In a surprising admission, Google admitted that they’re still holding some of the “stolen” wi-fi data acquired by their StreetView cars. Although they’ve attempted to mitigate this fact by stating it’s actually a small portion of what was originally gleaned illegally, reaction hasn’t been particularly charitable.

Google Streetview Camera Car

Google’s controversial StreetView data logging has become a drama that may dwarf even Coronation Street!

Google’s Great Wi-Fi Data Theft

Initial controversy regarding Street View began when it was realised that images of public drunkenness (including urination), arrests, the location of domestic violence shelters and people leaving places such as adult theatres was likely to be published online. Other concerns centred on images of military bases (which included the British SAS base in Credenhill, despite the Regiment’s presence in Hereford being far from secret) potentially revealing locations and possibly “secret details”. In most (if not all) cases, Google complied and removed such information.
A short time later, it was revealed that the Streetview cars had obtained the details of “open” (unencrypted) wi-fi hotspots. Although admissions in April 2010 claimed that this data was harvested “by accident”, revelations soon surfaced that the software was devised by an engineer in 2006, and had been recording such data for years. It’s also believed that e-mails were downloaded, violating some people’s privacy.
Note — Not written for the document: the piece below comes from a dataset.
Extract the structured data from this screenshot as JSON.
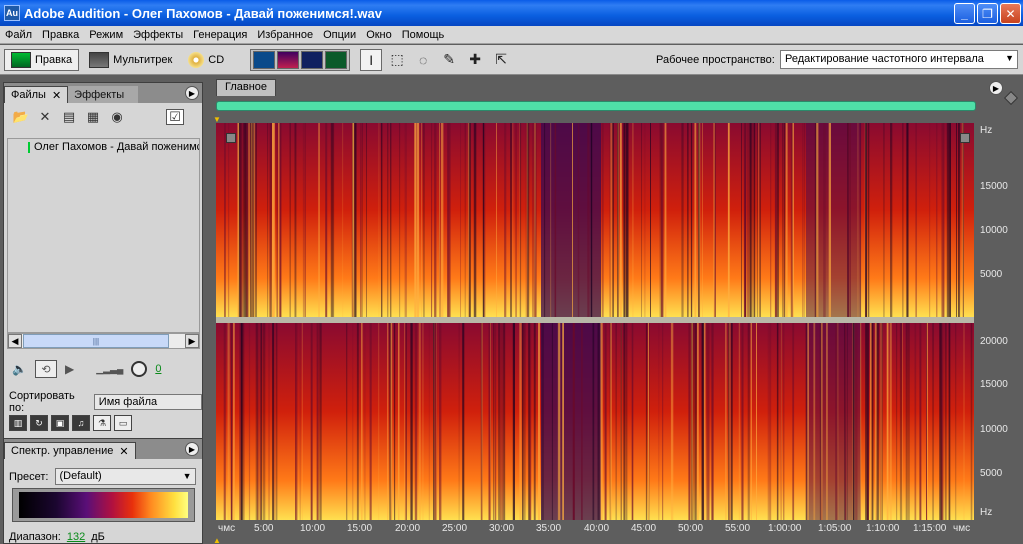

The resulting enquiries, including those by the Information Commissioner in the UK, didn’t do too much damage initially, however Google were ordered to delete this data. Their admission on July 27th that some of this data still existed added further fuel to the pyre. Sceptics and opponents of Google and their “Do No Evil” motto will be quick to jump on this admission, also using it to attack the ICO’s perceived lack of action the first time.

Why Would Google Steal Data?

Many companies who offer open wi-fi hotspots, or those accessible through a simple registration process stood to gain from the public knowing where these hotspots can be found (Tesco & McDonalds make it clear that free wi-fi is available in their UK locations).

However, by logging the location of private wi-fi locations, by which I mean households and businesses who restrict access to residents and/or employees, Google had the potential to use the absolute mountain of data to potentially target mobile phone adverts, and perhaps even create new products based on this data. See Jason Lewis’ article in the Daily Mail from 2010.

Those of us with Android smartphones will know that location-based apps like Google Maps recommends switching on wi-fi to aid location plotting – by matching the strength of mapped wifi locations to approximate locations.

Whilst some organisations such as Experian Hitwise record the web-surfing behaviour of the population, and make this data available to fee-paying customers to shape their online marketing, that data is anonymous (in most cases, data only identifies the town/region, and the age bracket that the registered ISP customers fall into) and says little more. By knowing the browsing habits of those at a specific address, the value is obvious.

Had this data-gathering remained within Google’s walls, I suspect that use of it would have needed to be extremely careful. If they’d suddenly created a product that appealed so specifically to the public, Brin, Page and Schmidt would hardly be able to claim that crystal balls were being issued to in-house clairvoyants…

And let’s not even try to imagine the furore if the login details of private broadband routers had been hacked and published online…

Rumours, Allegations & Conspiracy Theories

So far, nobody has proven that any data that Google took from UK residents has ever been used. In other countries, however, investigations have shown that some very specific personal data was recorded – and of course that poses the question of why would this data be harvested, if not to be used or sold?

Some have already drawn parallels with the Phone Hacking Scandal, citing a link between David Cameron and Google (through the wife of one of his former advisors, Steve Hilton, and a number of meetings between Cameron & Google). The blatant rumour here being that some senior Ministers at “UK, plc” may have known that our data was up to the highest bidder. The Tin-Foil Hat Crew will doubtless have connected the dots and assumed that Whitehall would use the data in the pursuit of a Big Brother-style data repository on us.

If Google StreetView perfects mind-reading, will this become essential fashion?